Stop looking at your phone

Whether at work, commuting or on the sofa try not to mindlessly surf the internet on your phone or tablet.  In his book, Hooked: How to build Habit-Forming Products, Nir Eyal points out that social networks and similar applications are designed to make you habitually (literally) waste your time using their services.  By not doing so you will regain a significant portion of your time.

To achieve this make a few changes.  Firstly, change the notification settings for all your apps so that they can’t pester you.  Then change how often your phone ‘fetches’ new data. ‘Fetching’ data means essentially pulling information down from the server and limiting how often this occurs will give you peace, while also reducing battery and data usage.  Finally, limit how often you physically check your e-mail.  If you’re not in work do it no more than once every 24 hours.  If you are in work experiment with periods of an hour or more, unless you’re the boss in which case make it known internally what you’re doing and only check twice a day.

Exercise efficiently

Cutting out exercise because you don’t have enough time, is a sure fire way to increase your stress levels. However, that doesn’t means you can’t be efficient in how you exercise.

One means of exercising efficiently is to adopt the ‘high intensity interval training’ or ‘HIIT’ method.  HIIT is a form of interval training involving short periods of intense exercise interwoven with short periods of recovery. This method of exercising has a low time requirement, but also is effective.  As the personal trainer and nutritionist, Si Edwards, explains ‘research suggests HIIT is one of the fastest and most time efficient ways of burning fat, while also stimulating more muscle than traditional types of steady cardio’.  However, we note HIIT should be adopted in tandem with other forms of exercise so that it doesn’t become boring or a chore.

Another way of using time well is during your commute.  Provided you live in proximity to your work try running, walking or cycling to work.  This will reduce the time you need to spend in the gym and, depending on where you live, may even reduce your commute time.  If you live too far from work, consider breaking up your journey (e.g. bike to your train station instead of driving there or walk from a car park further from your office).

Practice makes perfect

So there you have it. If you can adopt these changes you should become more efficient with your time and productive.  Don’t try and do it all at once as habits and behaviours will take time to change and don’t use the above techniques to squeese in more and more (don’t get stressed about it).  Instead, take small steps and gently alter how you do things. Of course if you want an immediate fix we have a few recommendations on how you can save time buying your shirts…

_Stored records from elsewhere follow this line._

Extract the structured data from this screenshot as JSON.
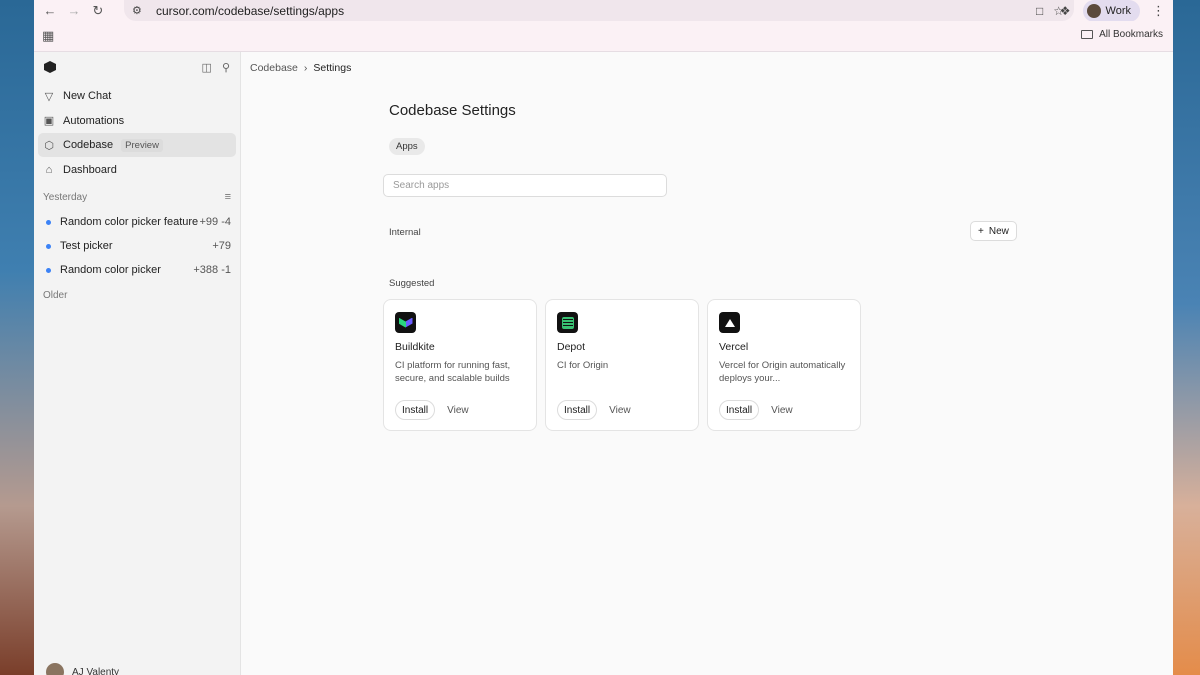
{
  "browser": {
    "url": "cursor.com/codebase/settings/apps",
    "profile_label": "Work",
    "all_bookmarks_label": "All Bookmarks"
  },
  "sidebar": {
    "items": [
      {
        "label": "New Chat",
        "icon": "branch-icon"
      },
      {
        "label": "Automations",
        "icon": "robot-icon"
      },
      {
        "label": "Codebase",
        "icon": "cube-icon",
        "badge": "Preview",
        "active": true
      },
      {
        "label": "Dashboard",
        "icon": "home-icon"
      }
    ],
    "sections": {
      "yesterday": "Yesterday",
      "older": "Older"
    },
    "chats": [
      {
        "title": "Random color picker feature",
        "stats": "+99 -4"
      },
      {
        "title": "Test picker",
        "stats": "+79"
      },
      {
        "title": "Random color picker",
        "stats": "+388 -1"
      }
    ],
    "user_name": "AJ Valenty"
  },
  "main": {
    "breadcrumb": {
      "parent": "Codebase",
      "current": "Settings"
    },
    "title": "Codebase Settings",
    "tab": "Apps",
    "search_placeholder": "Search apps",
    "internal_label": "Internal",
    "new_button": "New",
    "suggested_label": "Suggested",
    "apps": [
      {
        "name": "Buildkite",
        "desc": "CI platform for running fast, secure, and scalable builds",
        "install": "Install",
        "view": "View"
      },
      {
        "name": "Depot",
        "desc": "CI for Origin",
        "install": "Install",
        "view": "View"
      },
      {
        "name": "Vercel",
        "desc": "Vercel for Origin automatically deploys your...",
        "install": "Install",
        "view": "View"
      }
    ]
  }
}
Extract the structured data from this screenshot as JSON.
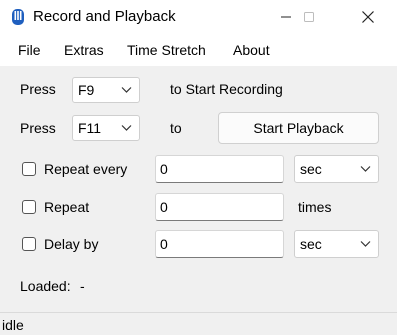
{
  "window": {
    "title": "Record and Playback",
    "icon": "app-icon",
    "controls": [
      "minimize-icon",
      "maximize-icon",
      "close-icon"
    ]
  },
  "menu": {
    "items": [
      "File",
      "Extras",
      "Time Stretch",
      "About"
    ]
  },
  "record_row": {
    "press_label": "Press",
    "key": "F9",
    "suffix": "to Start Recording"
  },
  "playback_row": {
    "press_label": "Press",
    "key": "F11",
    "to_label": "to",
    "button_label": "Start Playback"
  },
  "repeat_every": {
    "label": "Repeat every",
    "checked": false,
    "value": "0",
    "unit": "sec"
  },
  "repeat": {
    "label": "Repeat",
    "checked": false,
    "value": "0",
    "unit": "times"
  },
  "delay_by": {
    "label": "Delay by",
    "checked": false,
    "value": "0",
    "unit": "sec"
  },
  "loaded": {
    "label": "Loaded:",
    "value": "-"
  },
  "status": {
    "text": "idle"
  }
}
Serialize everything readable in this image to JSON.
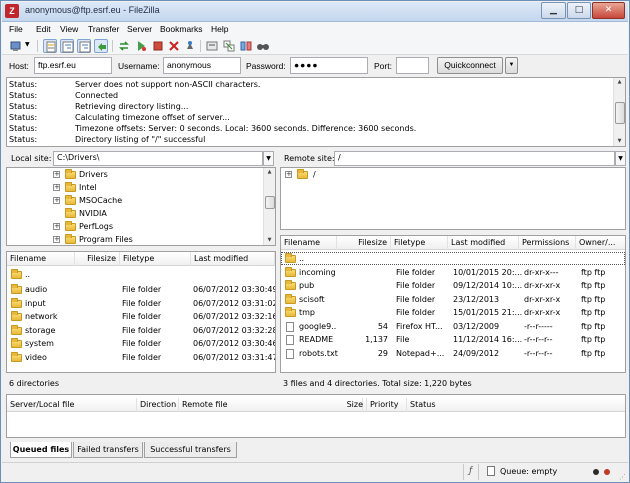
{
  "window": {
    "title": "anonymous@ftp.esrf.eu - FileZilla",
    "app_icon": "filezilla-icon",
    "controls": [
      "minimize",
      "maximize",
      "close"
    ]
  },
  "menu": [
    "File",
    "Edit",
    "View",
    "Transfer",
    "Server",
    "Bookmarks",
    "Help"
  ],
  "quickconnect": {
    "host_label": "Host:",
    "host_value": "ftp.esrf.eu",
    "username_label": "Username:",
    "username_value": "anonymous",
    "password_label": "Password:",
    "password_value": "●●●●",
    "port_label": "Port:",
    "port_value": "",
    "button_label": "Quickconnect"
  },
  "log": [
    {
      "k": "Status:",
      "v": "Server does not support non-ASCII characters."
    },
    {
      "k": "Status:",
      "v": "Connected"
    },
    {
      "k": "Status:",
      "v": "Retrieving directory listing..."
    },
    {
      "k": "Status:",
      "v": "Calculating timezone offset of server..."
    },
    {
      "k": "Status:",
      "v": "Timezone offsets: Server: 0 seconds. Local: 3600 seconds. Difference: 3600 seconds."
    },
    {
      "k": "Status:",
      "v": "Directory listing of \"/\" successful"
    }
  ],
  "local": {
    "site_label": "Local site:",
    "site_path": "C:\\Drivers\\",
    "tree": [
      "Drivers",
      "Intel",
      "MSOCache",
      "NVIDIA",
      "PerfLogs",
      "Program Files"
    ],
    "headers": {
      "name": "Filename",
      "size": "Filesize",
      "type": "Filetype",
      "modified": "Last modified"
    },
    "files": [
      {
        "name": "..",
        "size": "",
        "type": "",
        "modified": ""
      },
      {
        "name": "audio",
        "size": "",
        "type": "File folder",
        "modified": "06/07/2012 03:30:49"
      },
      {
        "name": "input",
        "size": "",
        "type": "File folder",
        "modified": "06/07/2012 03:31:02"
      },
      {
        "name": "network",
        "size": "",
        "type": "File folder",
        "modified": "06/07/2012 03:32:16"
      },
      {
        "name": "storage",
        "size": "",
        "type": "File folder",
        "modified": "06/07/2012 03:32:28"
      },
      {
        "name": "system",
        "size": "",
        "type": "File folder",
        "modified": "06/07/2012 03:30:46"
      },
      {
        "name": "video",
        "size": "",
        "type": "File folder",
        "modified": "06/07/2012 03:31:47"
      }
    ],
    "status": "6 directories"
  },
  "remote": {
    "site_label": "Remote site:",
    "site_path": "/",
    "tree_root": "/",
    "headers": {
      "name": "Filename",
      "size": "Filesize",
      "type": "Filetype",
      "modified": "Last modified",
      "perms": "Permissions",
      "owner": "Owner/..."
    },
    "files": [
      {
        "name": "..",
        "size": "",
        "type": "",
        "modified": "",
        "perms": "",
        "owner": "",
        "kind": "folder"
      },
      {
        "name": "incoming",
        "size": "",
        "type": "File folder",
        "modified": "10/01/2015 20:...",
        "perms": "dr-xr-x---",
        "owner": "ftp ftp",
        "kind": "folder"
      },
      {
        "name": "pub",
        "size": "",
        "type": "File folder",
        "modified": "09/12/2014 10:...",
        "perms": "dr-xr-xr-x",
        "owner": "ftp ftp",
        "kind": "folder"
      },
      {
        "name": "scisoft",
        "size": "",
        "type": "File folder",
        "modified": "23/12/2013",
        "perms": "dr-xr-xr-x",
        "owner": "ftp ftp",
        "kind": "folder"
      },
      {
        "name": "tmp",
        "size": "",
        "type": "File folder",
        "modified": "15/01/2015 21:...",
        "perms": "dr-xr-xr-x",
        "owner": "ftp ftp",
        "kind": "folder"
      },
      {
        "name": "google9...",
        "size": "54",
        "type": "Firefox HT...",
        "modified": "03/12/2009",
        "perms": "-r--r-----",
        "owner": "ftp ftp",
        "kind": "file"
      },
      {
        "name": "README",
        "size": "1,137",
        "type": "File",
        "modified": "11/12/2014 16:...",
        "perms": "-r--r--r--",
        "owner": "ftp ftp",
        "kind": "file"
      },
      {
        "name": "robots.txt",
        "size": "29",
        "type": "Notepad+...",
        "modified": "24/09/2012",
        "perms": "-r--r--r--",
        "owner": "ftp ftp",
        "kind": "file"
      }
    ],
    "status": "3 files and 4 directories. Total size: 1,220 bytes"
  },
  "queue": {
    "headers": {
      "file": "Server/Local file",
      "direction": "Direction",
      "remote": "Remote file",
      "size": "Size",
      "priority": "Priority",
      "status": "Status"
    },
    "tabs": [
      "Queued files",
      "Failed transfers",
      "Successful transfers"
    ]
  },
  "statusbar": {
    "queue_text": "Queue: empty"
  }
}
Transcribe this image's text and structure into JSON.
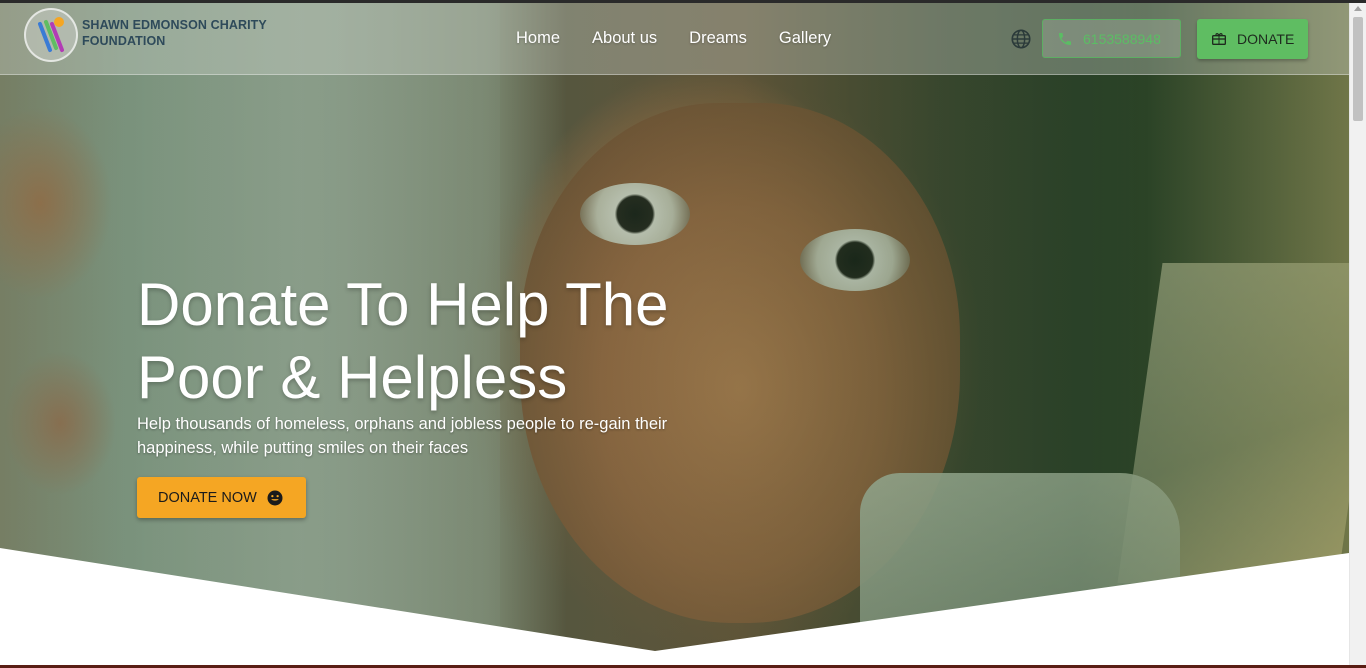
{
  "brand": {
    "line1": "SHAWN EDMONSON CHARITY",
    "line2": "FOUNDATION",
    "logo_icon": "foundation-logo-icon"
  },
  "nav": {
    "items": [
      {
        "label": "Home"
      },
      {
        "label": "About us"
      },
      {
        "label": "Dreams"
      },
      {
        "label": "Gallery"
      }
    ]
  },
  "header_actions": {
    "language_icon": "globe-icon",
    "phone": {
      "icon": "phone-icon",
      "label": "6153588948"
    },
    "donate": {
      "icon": "gift-card-icon",
      "label": "DONATE"
    }
  },
  "hero": {
    "title_line1": "Donate To Help The",
    "title_line2": "Poor & Helpless",
    "subtitle": "Help thousands of homeless, orphans and jobless people to re-gain their happiness, while putting smiles on their faces",
    "cta": {
      "label": "DONATE NOW",
      "icon": "smile-icon"
    }
  },
  "colors": {
    "accent_green": "#5fbd62",
    "cta_orange": "#f5a623",
    "brand_text": "#2e4a5a"
  }
}
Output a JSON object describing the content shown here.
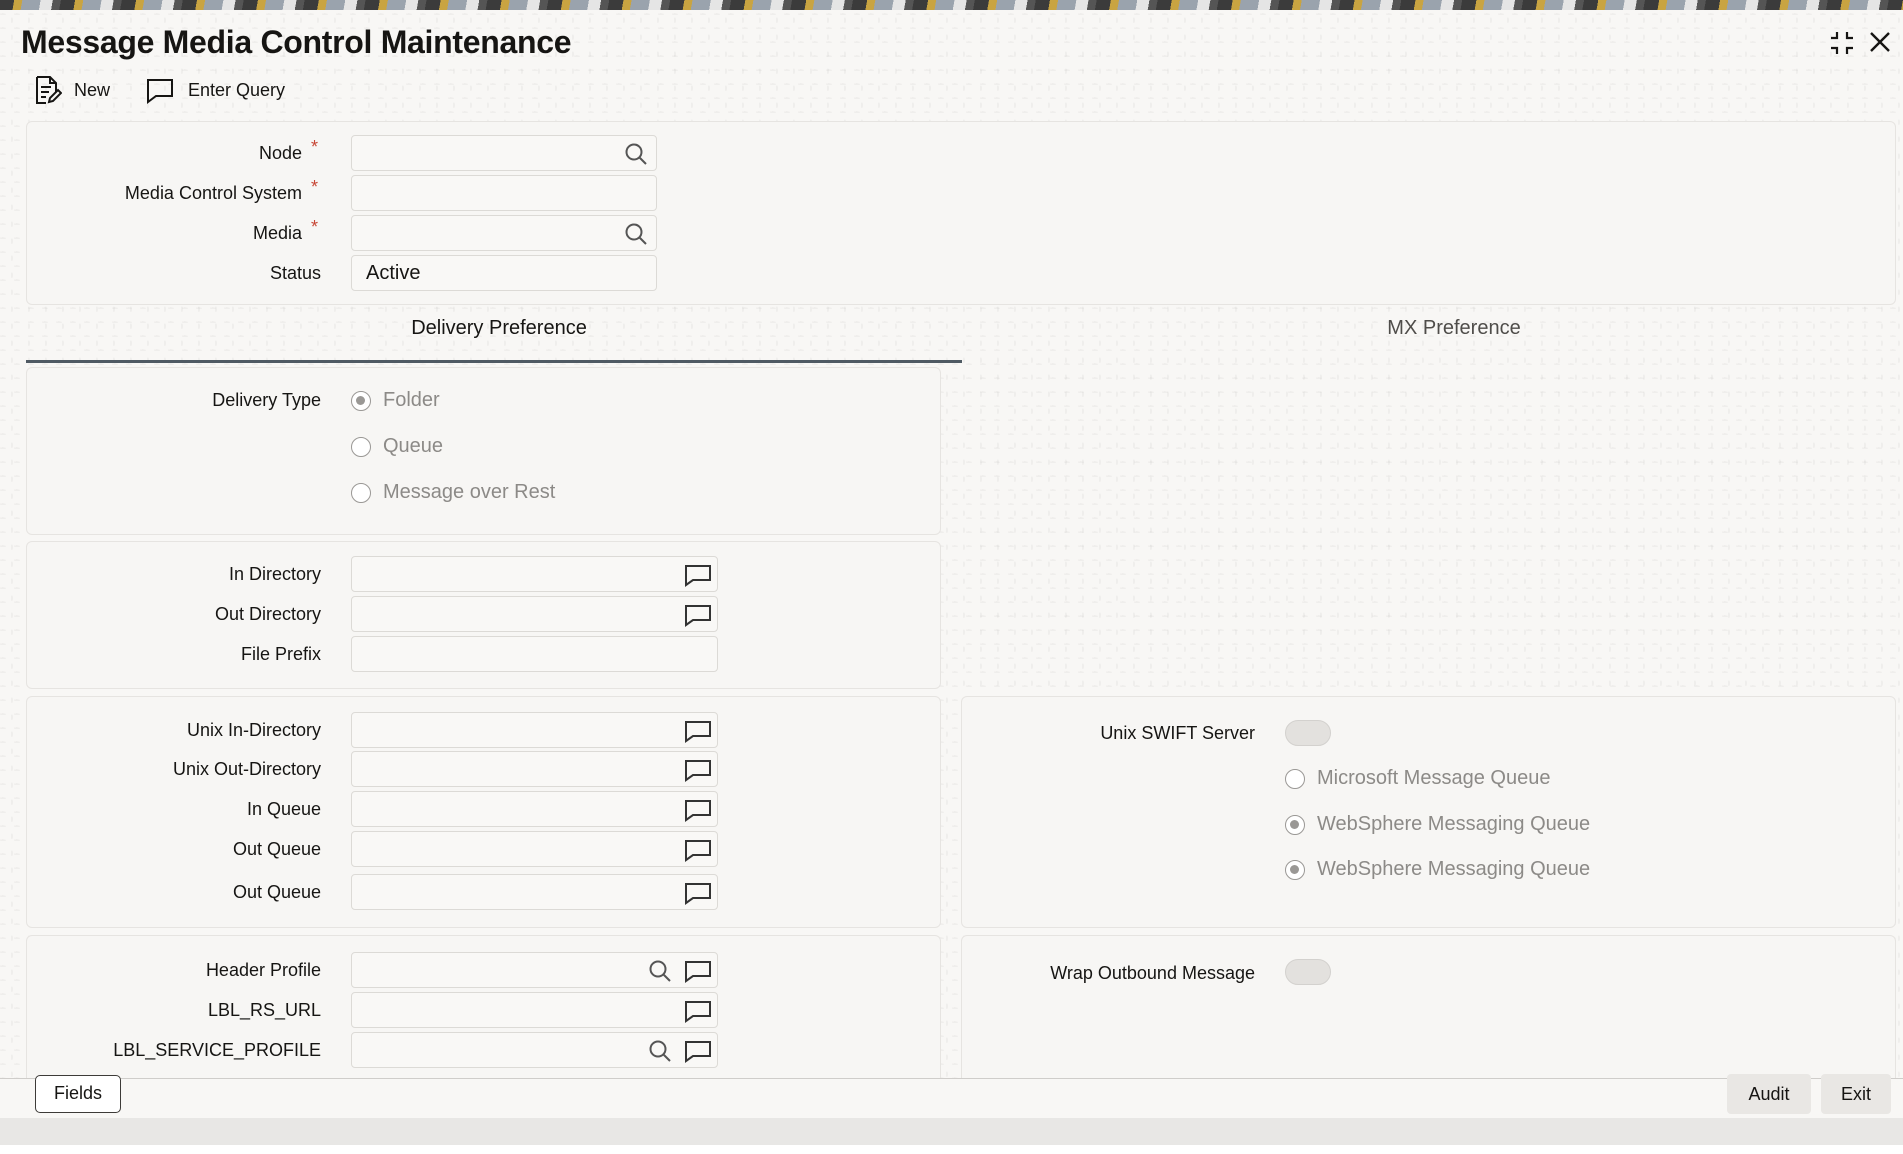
{
  "window": {
    "title": "Message Media Control Maintenance"
  },
  "toolbar": {
    "new_label": "New",
    "enter_query_label": "Enter Query"
  },
  "header_form": {
    "node_label": "Node",
    "media_control_system_label": "Media Control System",
    "media_label": "Media",
    "status_label": "Status",
    "status_value": "Active",
    "required_marker": "*"
  },
  "tabs": {
    "delivery_preference": "Delivery Preference",
    "mx_preference": "MX Preference",
    "active": "Delivery Preference"
  },
  "delivery": {
    "delivery_type_label": "Delivery Type",
    "options": [
      {
        "label": "Folder",
        "selected": true
      },
      {
        "label": "Queue",
        "selected": false
      },
      {
        "label": "Message over Rest",
        "selected": false
      }
    ]
  },
  "folder_section": {
    "in_directory_label": "In Directory",
    "out_directory_label": "Out Directory",
    "file_prefix_label": "File Prefix"
  },
  "unix_section": {
    "unix_in_directory_label": "Unix In-Directory",
    "unix_out_directory_label": "Unix Out-Directory",
    "in_queue_label": "In Queue",
    "out_queue_label_1": "Out Queue",
    "out_queue_label_2": "Out Queue"
  },
  "swift_section": {
    "unix_swift_server_label": "Unix SWIFT Server",
    "queue_options": [
      {
        "label": "Microsoft Message Queue",
        "selected": false
      },
      {
        "label": "WebSphere Messaging Queue",
        "selected": true
      },
      {
        "label": "WebSphere Messaging Queue",
        "selected": true
      }
    ]
  },
  "profile_section": {
    "header_profile_label": "Header Profile",
    "rs_url_label": "LBL_RS_URL",
    "service_profile_label": "LBL_SERVICE_PROFILE"
  },
  "wrap_section": {
    "wrap_outbound_label": "Wrap Outbound Message"
  },
  "footer": {
    "fields_label": "Fields",
    "audit_label": "Audit",
    "exit_label": "Exit"
  },
  "colors": {
    "required": "#c74634",
    "tab_underline": "#4f5a63"
  }
}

Thanks again for dropping by and reading this blog and have a good bank holiday.

All the best,

CB